US BASED-PINOY PRIEST CHARGED WITH RAPE
A Filipino Catholic priest had been charged in Philadelphia, USA, after raping a teenage girl and filming the sexual harassment.
According to court records, the Rev. Armand Garcia, most recently of St. Martin of Tours Parish in the city’s Summerdale section, surrendered to Philadelphia police Monday — a year after the investigation of his conduct emerged into public scrutiny.
Though investigated, the records of the priest and of his crime five years ago remained intangible.
A spokesperson for the Philadelphia District Attorney’s Office refused to comment on the case, and on expounding court records detailing the basis for the charges were not yet available, according to Philly.com who had first full report of the priest’s criminal charge.
Other sources meanwhile, who were familiar with the investigation said the charges began from Garcia’s relationship with an altar girl at Immaculate Heart Parish in Roxborough. The investigators believed that he had sexual contact when she was still 16, though no further details were disclosed.
Garcia, now 49, allegedly had made her drunk, to the extent of drugging her with marijuana
during encounters over a period of years in the parish rectory. The assault ranged also in his living quarters, and other locations, according to the sources of Philly.
The specific count of rape with which Garcia stems from an alleged incident in August 2014, according to court filings. His accuser came forward after he had been transferred to St. Martin of Tours in Summerdale in 2017.
Garcia’s lawyer, William J. Brennan, defended what he described as his client’s otherwise unblemished record in more than a decade serving at various schools and parishes across the Philadelphia region.
“He’s been a priest for a long time, and is still a fully ordained Roman Catholic priest,” Brennan said Tuesday. “This is the only whiff of trouble that I’m aware of.”
Garcia’s arrest timely came as the Catholic Church grapples with the biggest sexual allegations it had ever faced: the priests molesting nuns in the clergy for a series of not only years—but decades.
Church officials, including the pope himself have worked to assure the faithful that they are serious about “cleaning the house” of all known abusers. In the Philippines, President Rodrigo Duterte himself had been distant with the Catholic church, by which most of the times, strikes them with curses and fierce rhetoric, also claiming abuses that he even himself had endured when he was young.
Ordained in 2005, Garcia had passed a background check and had attended child protection-training programs that the Archdiocese of Philadelphia requires for all priests, said archdiocesan spokesperson Kenneth Gavin. He added that Archbishop Charles J. Chaput suspended Garcia and notified parishioners at St. Martin of Tours and Immaculate Heart a year ago as soon as he learned of the allegations that eventually led to the Filipino priest’s arrest.

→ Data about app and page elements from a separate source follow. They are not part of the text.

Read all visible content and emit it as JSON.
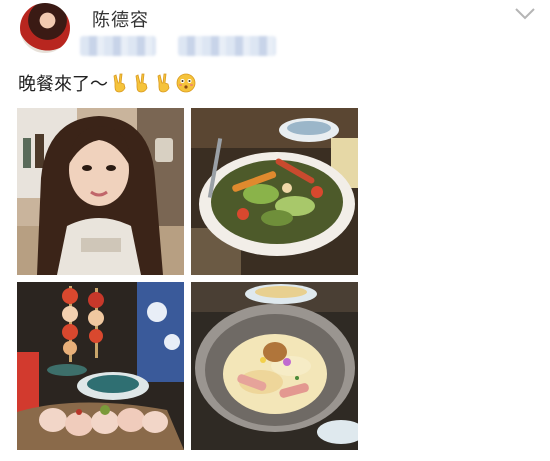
{
  "post": {
    "author": "陈德容",
    "text": "晚餐來了～",
    "emojis": [
      "victory-hand-emoji",
      "victory-hand-emoji",
      "victory-hand-emoji",
      "flushed-face-emoji"
    ]
  },
  "photos": [
    {
      "name": "selfie-photo",
      "subject": "selfie"
    },
    {
      "name": "salad-photo",
      "subject": "salad"
    },
    {
      "name": "skewers-photo",
      "subject": "skewers"
    },
    {
      "name": "risotto-photo",
      "subject": "risotto"
    }
  ],
  "colors": {
    "text": "#222222",
    "name": "#333333",
    "chevron": "#b5b5b5",
    "emoji": "#f5c33b"
  }
}
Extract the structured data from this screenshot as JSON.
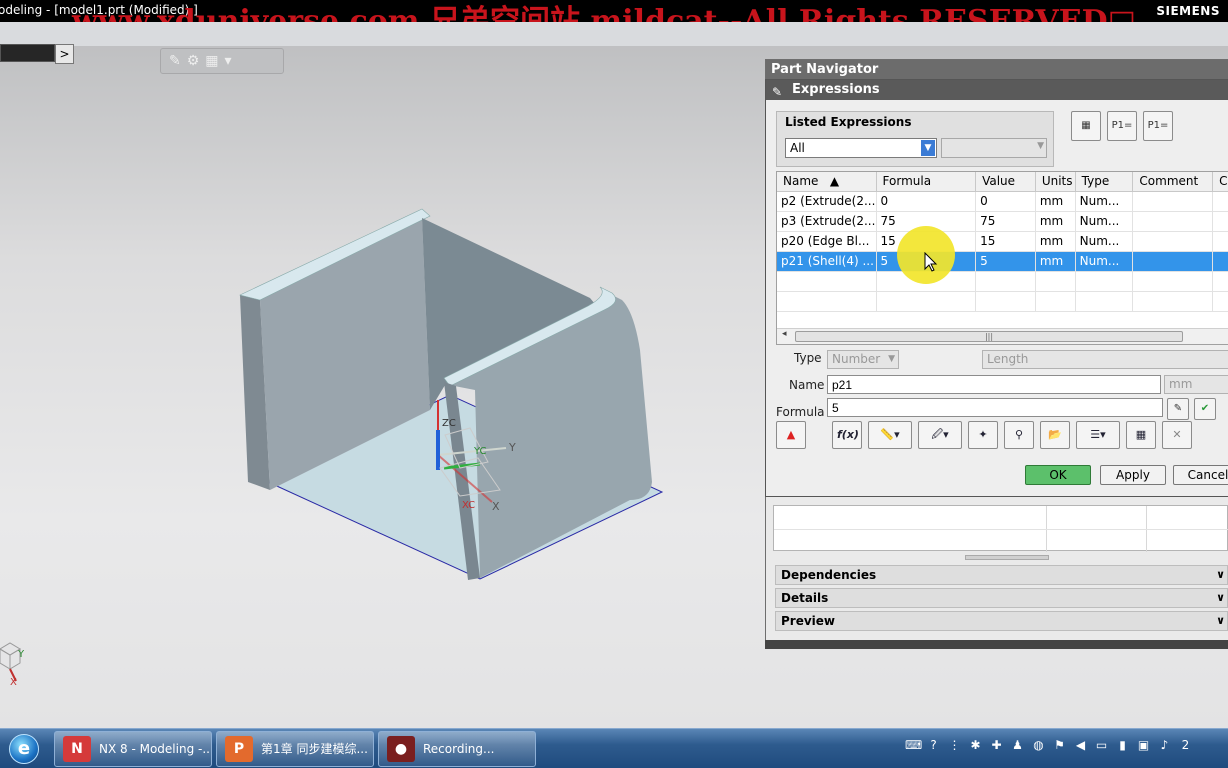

Since then, Garcia has lived in a private residence in Aston, Delaware County. His ministry has been restricted and the archdiocese is not contributing to his legal bills, Gavin said. Garcia’s name and photo have been removed from parish websites and that of the National Association of Filipino Priests, an organization for which Garcia had served as a regional representative.
“These charges are serious and disturbing,” Gavin said. “The Archdiocese is cooperating fully with law enforcement regarding this matter and remains fervently committed to preventing child abuse.”
Garcia is the first priest whom the Philadelphia authorities have charged with sexual misconduct since the conclusion of a 2011 grand jury investigation that led to prosecution of five priests and the archdiocese’s former secretary for clergy, Msgr. William J. Lynn, who is awaiting retrial on charges that he endangered children by covering up for the abusive priests and their actions.
Only two of those cases resulted in sex-crime convictions. Brennan, who represented the two of priests of the five convicted at the trials that ended with hopeless juries, said that the outcome of those cases should give observers a pause before they rush to judgment.
“The allegations in those cases were very troubling, as is this one,” he said. “But in those cases, there weren’t convictions. We should all remember that everyone is innocent until proven guilty.”
On Monday, Garcia was released via a $250,000 bond. A preliminary hearing is scheduled for March 14.